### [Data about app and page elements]
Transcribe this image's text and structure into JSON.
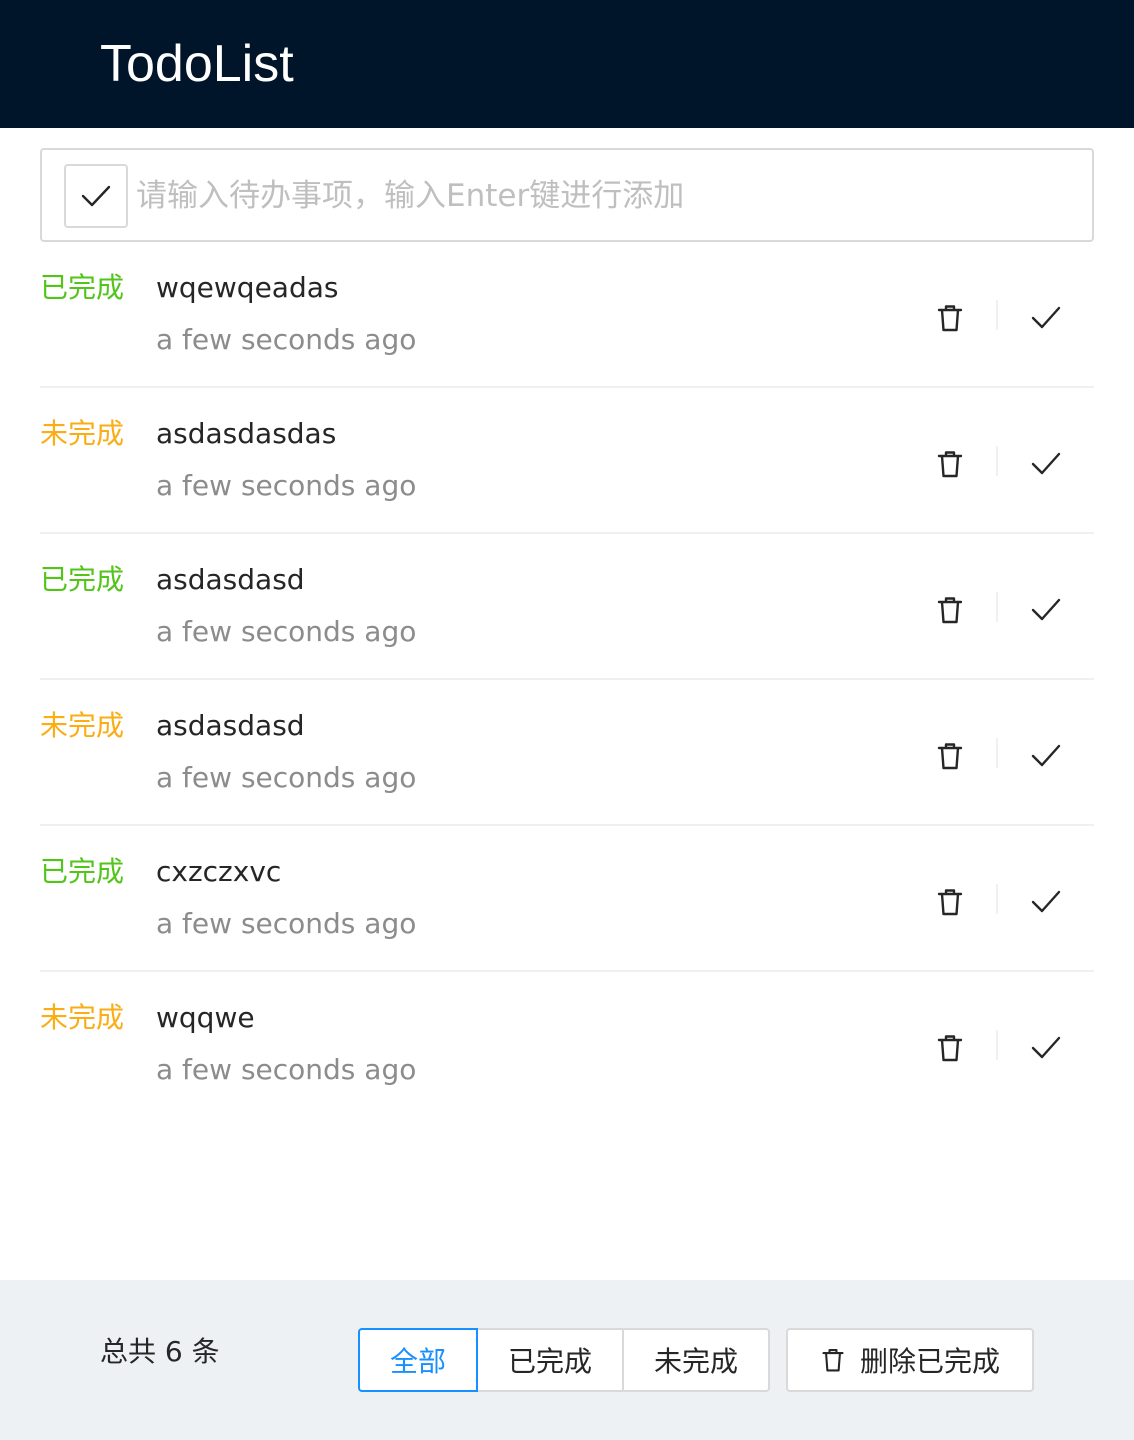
{
  "header": {
    "title": "TodoList"
  },
  "input": {
    "placeholder": "请输入待办事项，输入Enter键进行添加",
    "value": "",
    "toggle_icon": "check-icon"
  },
  "todos": [
    {
      "status": "已完成",
      "state": "done",
      "title": "wqewqeadas",
      "time": "a few seconds ago"
    },
    {
      "status": "未完成",
      "state": "todo",
      "title": "asdasdasdas",
      "time": "a few seconds ago"
    },
    {
      "status": "已完成",
      "state": "done",
      "title": "asdasdasd",
      "time": "a few seconds ago"
    },
    {
      "status": "未完成",
      "state": "todo",
      "title": "asdasdasd",
      "time": "a few seconds ago"
    },
    {
      "status": "已完成",
      "state": "done",
      "title": "cxzczxvc",
      "time": "a few seconds ago"
    },
    {
      "status": "未完成",
      "state": "todo",
      "title": "wqqwe",
      "time": "a few seconds ago"
    }
  ],
  "item_actions": {
    "delete_icon": "trash-icon",
    "complete_icon": "check-icon"
  },
  "footer": {
    "total_label": "总共 6 条",
    "filters": [
      {
        "label": "全部",
        "active": true
      },
      {
        "label": "已完成",
        "active": false
      },
      {
        "label": "未完成",
        "active": false
      }
    ],
    "clear_label": "删除已完成",
    "clear_icon": "trash-icon"
  },
  "colors": {
    "header_bg": "#001529",
    "done": "#52c41a",
    "todo": "#faad14",
    "accent": "#1890ff",
    "footer_bg": "#eef1f4"
  }
}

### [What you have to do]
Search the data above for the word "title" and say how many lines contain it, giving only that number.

### [Your solution]
7